State highway engineers have chosen a freeway route to Santee that will travel across vernal pools, through the habitat of endangered least Bell's vireos, and wipe out the homes of about 535 families and displace 180 businesses.
The environmental impact study for the final segment of California 52, a state freeway linking Santee to La Jolla, was released this week to the groans of Santee officials and some of the residents who live in the path of the proposed east-west corridor.
Caltrans engineers chose the route from a half-dozen alternatives as the least disruptive and least expensive. It connects with current California 52 construction north of Tierrasanta and runs eastward past Fortuna Mountain to Santee Lakes.
The alignment then crosses south of Mission Gorge Road and heads southeasterly to a corridor about 500 feet north of Prospect Avenue as it goes through Santee and ends at California 67.
An alternate choice proposed by Caltrans for the route through Santee is an alignment that runs along the south side of the San Diego River and wipes out much of a planned Santee Town Center commercial development, including a major Hahn Co. shopping center. This route was previously rejected by the Santee City Council.
A third route, ruled out by Caltrans engineers because of its cost and its failure to effectively relieve traffic congestion on Interstate 8, swings north of Santee to an interchange with California 67. This alignment does not traverse residential or commercial development in Santee.
Caltrans hearings on the proposed alignment are scheduled for next month. The most heated session is expected to be the May 13 hearing in Santee, where proponents of the various alignments through town are expected to clash.
Santee Councilman Jim Bartell champions the northern route because of its minimal impact on developed areas in the city, but he admits that Caltrans' estimates of its high cost were verified by a city-commissioned engineering study.
"Nevertheless, I am going to be keeping close tabs on the costs of the Prospect (Avenue) route," Bartell said. He said he expects that the southernmost route will be chosen by the California Transportation Commission next December and he predicts that final construction costs will spiral to equal the estimated expense of building the northern route.
State Sen. Jim Ellis, R-San Diego, irked over apparent "foot-dragging" by Santee officials in choosing a route through the city, successfully sponsored legislation which took the final say away from the city. However, Assemblyman Larry Stirling, R-San Diego, said Wednesday that an amendment to the legislation requires the CTC to take Santee residents' opinions into consideration when selecting the freeway's path.
"I would have wished that Sen. Ellis had consulted us before sponsoring such legislation," Santee Mayor M.C. (Jack) Doyle said Wednesday. But the mayor sidestepped naming his preferred alignment through the city, saying he wanted to wait until after Santee citizens have had a chance to make their wishes known.
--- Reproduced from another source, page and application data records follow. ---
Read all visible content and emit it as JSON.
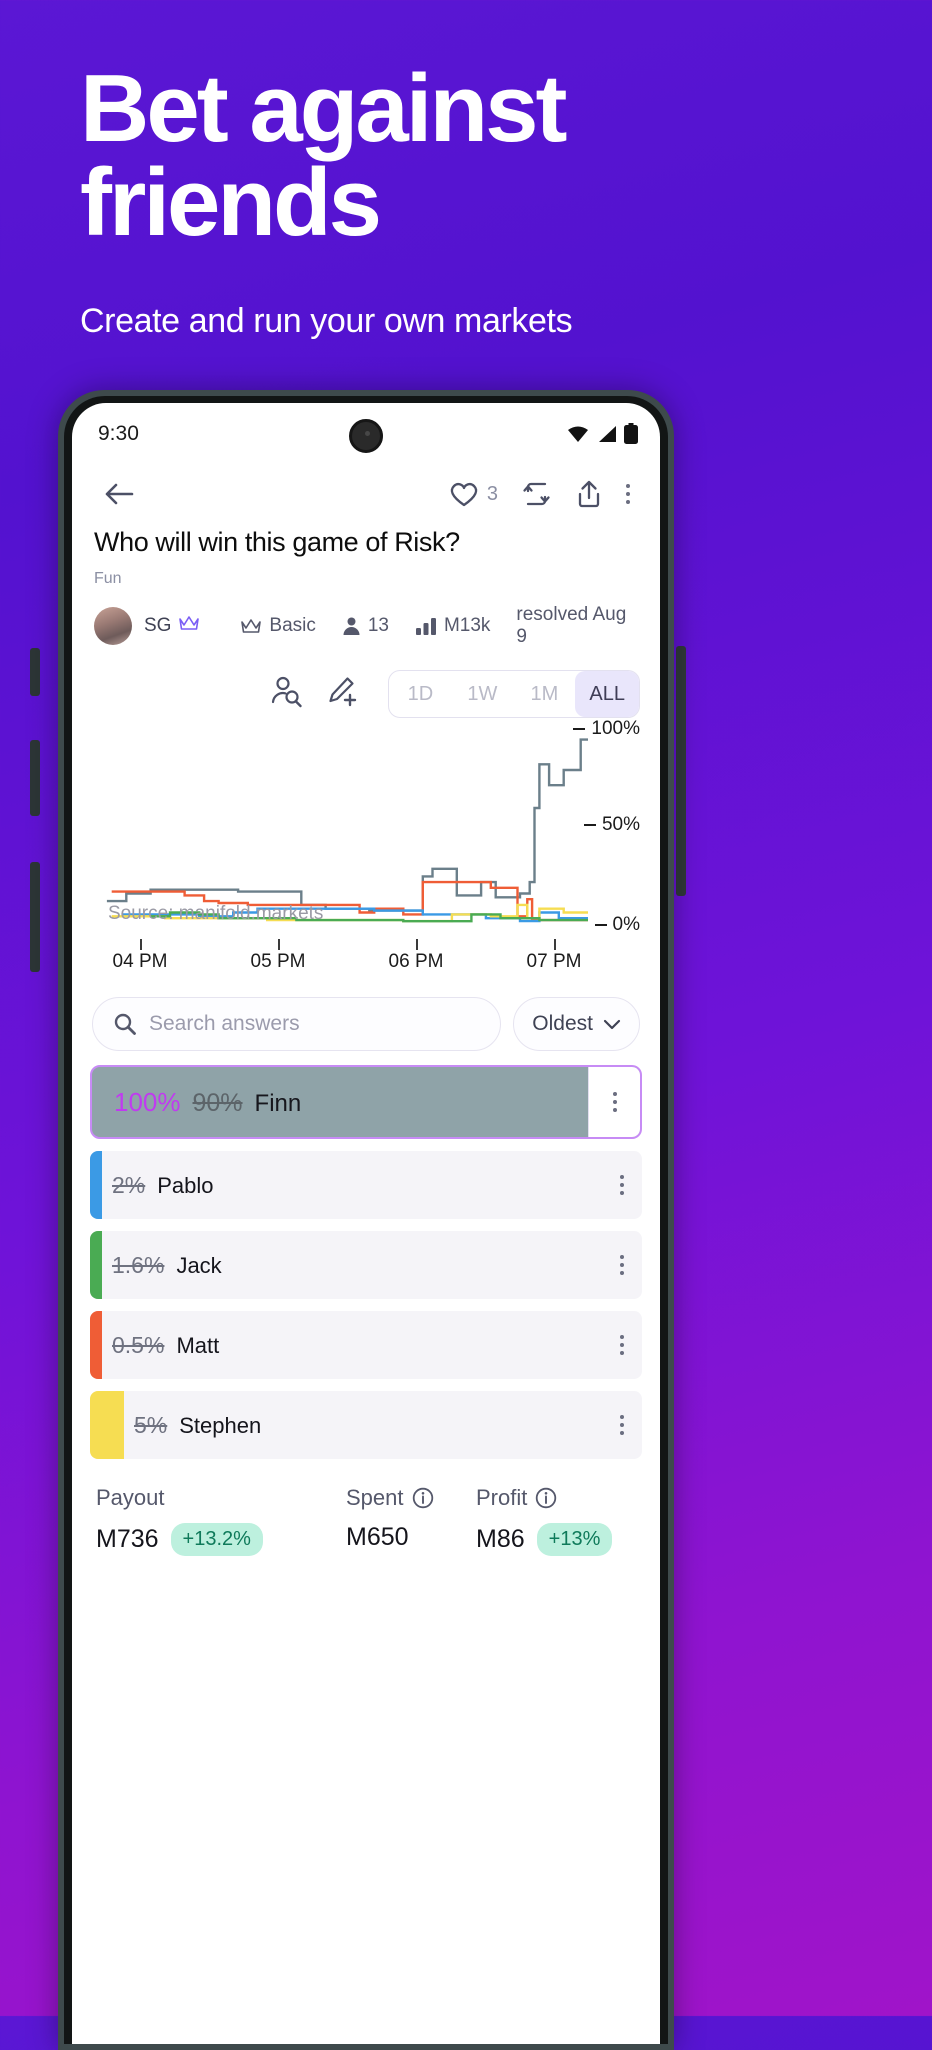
{
  "hero": {
    "title_line1": "Bet against",
    "title_line2": "friends",
    "subtitle": "Create and run your own markets"
  },
  "status_bar": {
    "clock": "9:30",
    "icons": [
      "wifi-icon",
      "cellular-signal-icon",
      "battery-icon"
    ]
  },
  "toolbar": {
    "back_icon": "back-arrow-icon",
    "like_icon": "heart-icon",
    "like_count": "3",
    "repost_icon": "repost-icon",
    "share_icon": "share-icon",
    "more_icon": "kebab-menu-icon"
  },
  "market": {
    "question": "Who will win this game of Risk?",
    "topic": "Fun",
    "author": "SG",
    "author_badge": "crown-icon",
    "tier_icon": "crown-icon",
    "tier": "Basic",
    "traders_icon": "person-icon",
    "traders": "13",
    "volume_icon": "bar-chart-icon",
    "volume": "M13k",
    "resolved": "resolved Aug 9"
  },
  "chart_controls": {
    "search_users_icon": "user-search-icon",
    "edit_icon": "edit-pencil-plus-icon",
    "ranges": [
      {
        "label": "1D",
        "active": false
      },
      {
        "label": "1W",
        "active": false
      },
      {
        "label": "1M",
        "active": false
      },
      {
        "label": "ALL",
        "active": true
      }
    ]
  },
  "chart_data": {
    "type": "line",
    "title": "",
    "xlabel": "",
    "ylabel": "",
    "ylim": [
      0,
      100
    ],
    "y_ticks": [
      "0%",
      "50%",
      "100%"
    ],
    "x_ticks": [
      "04 PM",
      "05 PM",
      "06 PM",
      "07 PM"
    ],
    "grid": false,
    "legend": "none",
    "source_note": "Source: manifold.markets",
    "series": [
      {
        "name": "Finn",
        "color": "#6b7f8a",
        "points": [
          [
            0.01,
            11
          ],
          [
            0.05,
            11
          ],
          [
            0.05,
            15
          ],
          [
            0.1,
            15
          ],
          [
            0.1,
            17
          ],
          [
            0.28,
            17
          ],
          [
            0.28,
            16
          ],
          [
            0.41,
            16
          ],
          [
            0.41,
            9
          ],
          [
            0.46,
            9
          ],
          [
            0.46,
            7
          ],
          [
            0.55,
            7
          ],
          [
            0.55,
            6
          ],
          [
            0.66,
            6
          ],
          [
            0.66,
            24
          ],
          [
            0.68,
            24
          ],
          [
            0.68,
            28
          ],
          [
            0.73,
            28
          ],
          [
            0.73,
            14
          ],
          [
            0.78,
            14
          ],
          [
            0.78,
            21
          ],
          [
            0.81,
            21
          ],
          [
            0.81,
            13
          ],
          [
            0.86,
            13
          ],
          [
            0.86,
            15
          ],
          [
            0.88,
            15
          ],
          [
            0.88,
            21
          ],
          [
            0.89,
            21
          ],
          [
            0.89,
            60
          ],
          [
            0.9,
            60
          ],
          [
            0.9,
            83
          ],
          [
            0.92,
            83
          ],
          [
            0.92,
            72
          ],
          [
            0.95,
            72
          ],
          [
            0.95,
            80
          ],
          [
            0.985,
            80
          ],
          [
            0.985,
            96
          ],
          [
            1.0,
            96
          ]
        ]
      },
      {
        "name": "Matt",
        "color": "#ef5d36",
        "points": [
          [
            0.02,
            16
          ],
          [
            0.17,
            16
          ],
          [
            0.17,
            14
          ],
          [
            0.21,
            14
          ],
          [
            0.21,
            11
          ],
          [
            0.24,
            11
          ],
          [
            0.24,
            10
          ],
          [
            0.3,
            10
          ],
          [
            0.3,
            9
          ],
          [
            0.53,
            9
          ],
          [
            0.53,
            5
          ],
          [
            0.56,
            5
          ],
          [
            0.56,
            7
          ],
          [
            0.62,
            7
          ],
          [
            0.62,
            4
          ],
          [
            0.66,
            4
          ],
          [
            0.66,
            21
          ],
          [
            0.8,
            21
          ],
          [
            0.8,
            18
          ],
          [
            0.855,
            18
          ],
          [
            0.855,
            3
          ],
          [
            0.875,
            3
          ],
          [
            0.875,
            12
          ],
          [
            0.885,
            12
          ],
          [
            0.885,
            1
          ],
          [
            1.0,
            1
          ]
        ]
      },
      {
        "name": "Pablo",
        "color": "#3b9ae5",
        "points": [
          [
            0.04,
            4
          ],
          [
            0.2,
            4
          ],
          [
            0.2,
            3
          ],
          [
            0.27,
            3
          ],
          [
            0.27,
            5
          ],
          [
            0.32,
            5
          ],
          [
            0.32,
            7
          ],
          [
            0.56,
            7
          ],
          [
            0.56,
            6
          ],
          [
            0.66,
            6
          ],
          [
            0.66,
            4
          ],
          [
            0.79,
            4
          ],
          [
            0.79,
            2
          ],
          [
            0.86,
            2
          ],
          [
            0.86,
            0.5
          ],
          [
            0.9,
            0.5
          ],
          [
            0.9,
            5
          ],
          [
            0.94,
            5
          ],
          [
            0.94,
            2
          ],
          [
            1.0,
            2
          ]
        ]
      },
      {
        "name": "Stephen",
        "color": "#f6dd52",
        "points": [
          [
            0.02,
            3
          ],
          [
            0.13,
            3
          ],
          [
            0.13,
            2
          ],
          [
            0.34,
            2
          ],
          [
            0.34,
            1
          ],
          [
            0.62,
            1
          ],
          [
            0.62,
            0.5
          ],
          [
            0.72,
            0.5
          ],
          [
            0.72,
            4
          ],
          [
            0.8,
            4
          ],
          [
            0.8,
            3
          ],
          [
            0.855,
            3
          ],
          [
            0.855,
            9
          ],
          [
            0.875,
            9
          ],
          [
            0.875,
            2
          ],
          [
            0.9,
            2
          ],
          [
            0.9,
            7
          ],
          [
            0.95,
            7
          ],
          [
            0.95,
            5
          ],
          [
            1.0,
            5
          ]
        ]
      },
      {
        "name": "Jack",
        "color": "#4aab53",
        "points": [
          [
            0.1,
            3
          ],
          [
            0.14,
            3
          ],
          [
            0.14,
            5
          ],
          [
            0.2,
            5
          ],
          [
            0.2,
            4
          ],
          [
            0.24,
            4
          ],
          [
            0.24,
            2
          ],
          [
            0.4,
            2
          ],
          [
            0.4,
            1
          ],
          [
            0.62,
            1
          ],
          [
            0.62,
            0.4
          ],
          [
            0.76,
            0.4
          ],
          [
            0.76,
            4
          ],
          [
            0.82,
            4
          ],
          [
            0.82,
            2
          ],
          [
            0.9,
            2
          ],
          [
            0.9,
            1
          ],
          [
            1.0,
            1
          ]
        ]
      }
    ]
  },
  "search": {
    "icon": "search-icon",
    "placeholder": "Search answers",
    "sort_label": "Oldest",
    "sort_icon": "chevron-down-icon"
  },
  "answers": [
    {
      "name": "Finn",
      "resolved_pct": "100%",
      "old_pct": "90%",
      "color": "#8fa3a8",
      "fill": 0.86,
      "winner": true,
      "menu_icon": "kebab-menu-icon"
    },
    {
      "name": "Pablo",
      "old_pct": "2%",
      "color": "#3b9ae5",
      "fill": 0.02,
      "winner": false,
      "menu_icon": "kebab-menu-icon"
    },
    {
      "name": "Jack",
      "old_pct": "1.6%",
      "color": "#4aab53",
      "fill": 0.016,
      "winner": false,
      "menu_icon": "kebab-menu-icon"
    },
    {
      "name": "Matt",
      "old_pct": "0.5%",
      "color": "#ef5d36",
      "fill": 0.005,
      "winner": false,
      "menu_icon": "kebab-menu-icon"
    },
    {
      "name": "Stephen",
      "old_pct": "5%",
      "color": "#f6dd52",
      "fill": 0.05,
      "winner": false,
      "menu_icon": "kebab-menu-icon"
    }
  ],
  "stats": {
    "payout": {
      "label": "Payout",
      "value": "M736",
      "chip": "+13.2%"
    },
    "spent": {
      "label": "Spent",
      "info_icon": "info-icon",
      "value": "M650"
    },
    "profit": {
      "label": "Profit",
      "info_icon": "info-icon",
      "value": "M86",
      "chip": "+13%"
    }
  },
  "colors": {
    "accent_purple": "#c03bf0",
    "chip_green_bg": "#bdf0de",
    "chip_green_fg": "#0f7a5a",
    "range_active_bg": "#e9e6fb"
  }
}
The recommended Caltrans route through Santee would run north of Prospect Avenue for 2.5 miles and cost an estimated $89 million--$50 million for right-of-way and $39 million for construction.
State highway engineers admitted that 535 dwellings, including 275 mobile homes, would be in the path of the roadway. However, relocation payments, counseling and possible construction of replacement housing would mitigate the impact on Santee residents, they said.
More than half the Santee residents who would be dispossessed by the Prospect Avenue route are senior citizens, the Caltrans environmental report stated.
The choice between the Prospect Avenue and river routes through Santee "is a controversial issue with Santee citizens and officials," the environmental report noted. "The river alternative is considered by some to be a disruptive impact on Santee's Town Center Plan, while others view the Prospect route as a greater impact on business, jobs and revenue."
A comment-card poll conducted by Caltrans at informational meetings held since March, 1984, when the environmental impact report on California Route 52 first started, showed that of 82 responses, 56% preferred the Prospect Avenue alignment, 35% chose the river alignment and 9% preferred no freeway at all through the city.
Assemblyman Stirling said Wednesday that he considers the route decision "to be up to the citizens of Santee," but he stressed that an east-west freeway connecting with north-south routes--Interstates 5, 15 and 805, and California 67--is an immediate necessity to relieve traffic on Interstate 8, which parallels California 52 to the south and presently carries daily traffic loads of up to 239,000 cars a day.
California 52 is designed to provide a direct route from the fast-growing East County cities of El Cajon, Lakeside and Santee to the employment centers of Kearny Mesa, Sorrento Valley and North City West and to serve as the northern part of a traffic loop around the San Diego metropolitan area.
The route was adopted into the state's transportation improvement plan in 1984 as a long-range priority which specifies its completion by not later than 1995.